**Exercise prompt**
Check every line below for the word "value" and copy the ones that have it.

**Available data**
=== Begin Enclosure ===

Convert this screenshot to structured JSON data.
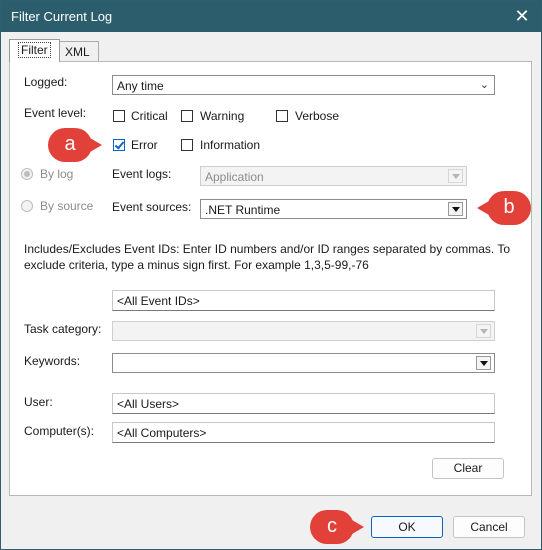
{
  "window": {
    "title": "Filter Current Log",
    "close_glyph": "✕"
  },
  "tabs": [
    {
      "label": "Filter"
    },
    {
      "label": "XML"
    }
  ],
  "logged": {
    "label": "Logged:",
    "value": "Any time",
    "chevron": "⌄"
  },
  "event_level": {
    "label": "Event level:",
    "options": [
      {
        "label": "Critical",
        "checked": false
      },
      {
        "label": "Warning",
        "checked": false
      },
      {
        "label": "Verbose",
        "checked": false
      },
      {
        "label": "Error",
        "checked": true
      },
      {
        "label": "Information",
        "checked": false
      }
    ]
  },
  "by_log": {
    "label": "By log",
    "selected": true
  },
  "by_source": {
    "label": "By source",
    "selected": false
  },
  "event_logs": {
    "label": "Event logs:",
    "value": "Application"
  },
  "event_sources": {
    "label": "Event sources:",
    "value": ".NET Runtime"
  },
  "event_ids": {
    "description": "Includes/Excludes Event IDs: Enter ID numbers and/or ID ranges separated by commas. To exclude criteria, type a minus sign first. For example 1,3,5-99,-76",
    "value": "<All Event IDs>"
  },
  "task_category": {
    "label": "Task category:",
    "value": ""
  },
  "keywords": {
    "label": "Keywords:",
    "value": ""
  },
  "user": {
    "label": "User:",
    "value": "<All Users>"
  },
  "computers": {
    "label": "Computer(s):",
    "value": "<All Computers>"
  },
  "buttons": {
    "clear": "Clear",
    "ok": "OK",
    "cancel": "Cancel"
  },
  "callouts": {
    "a": "a",
    "b": "b",
    "c": "c"
  },
  "colors": {
    "titlebar": "#2c5d6c",
    "callout": "#e2413a",
    "accent": "#0a64c4"
  }
}
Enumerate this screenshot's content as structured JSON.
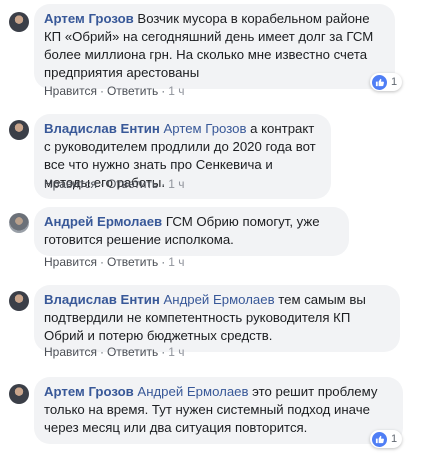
{
  "comments": [
    {
      "author": "Артем Грозов",
      "mention": "",
      "text": " Возчик мусора в корабельном районе КП «Обрий» на сегодняшний день имеет долг за ГСМ более миллиона грн. На сколько мне известно счета предприятия арестованы",
      "reactions": "1",
      "like_label": "Нравится",
      "reply_label": "Ответить",
      "sep": "·",
      "time": "1 ч"
    },
    {
      "author": "Владислав Ентин",
      "mention": " Артем Грозов",
      "text": " а контракт с руководителем продлили до 2020 года вот все что нужно знать про Сенкевича и методы его работы.",
      "like_label": "Нравится",
      "reply_label": "Ответить",
      "sep": "·",
      "time": "1 ч"
    },
    {
      "author": "Андрей Ермолаев",
      "mention": "",
      "text": " ГСМ Обрию помогут, уже готовится решение исполкома.",
      "like_label": "Нравится",
      "reply_label": "Ответить",
      "sep": "·",
      "time": "1 ч"
    },
    {
      "author": "Владислав Ентин",
      "mention": " Андрей Ермолаев",
      "text": " тем самым вы подтвердили не компетентность руководителя КП Обрий и потерю бюджетных средств.",
      "like_label": "Нравится",
      "reply_label": "Ответить",
      "sep": "·",
      "time": "1 ч"
    },
    {
      "author": "Артем Грозов",
      "mention": " Андрей Ермолаев",
      "text": " это решит проблему только на время. Тут нужен системный подход иначе через месяц или два ситуация повторится.",
      "reactions": "1",
      "like_label": "Нравится",
      "reply_label": "Ответить",
      "sep": "·",
      "time": "1 ч"
    }
  ],
  "colors": {
    "name": "#385898",
    "bubble": "#f2f3f5",
    "like": "#4f7ef5"
  }
}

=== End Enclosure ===

**Task response**
    "value": "Any time",
    "value": "Application"
    "value": ".NET Runtime"
    "value": "<All Event IDs>"
    "value": ""
    "value": ""
    "value": "<All Users>"
    "value": "<All Computers>"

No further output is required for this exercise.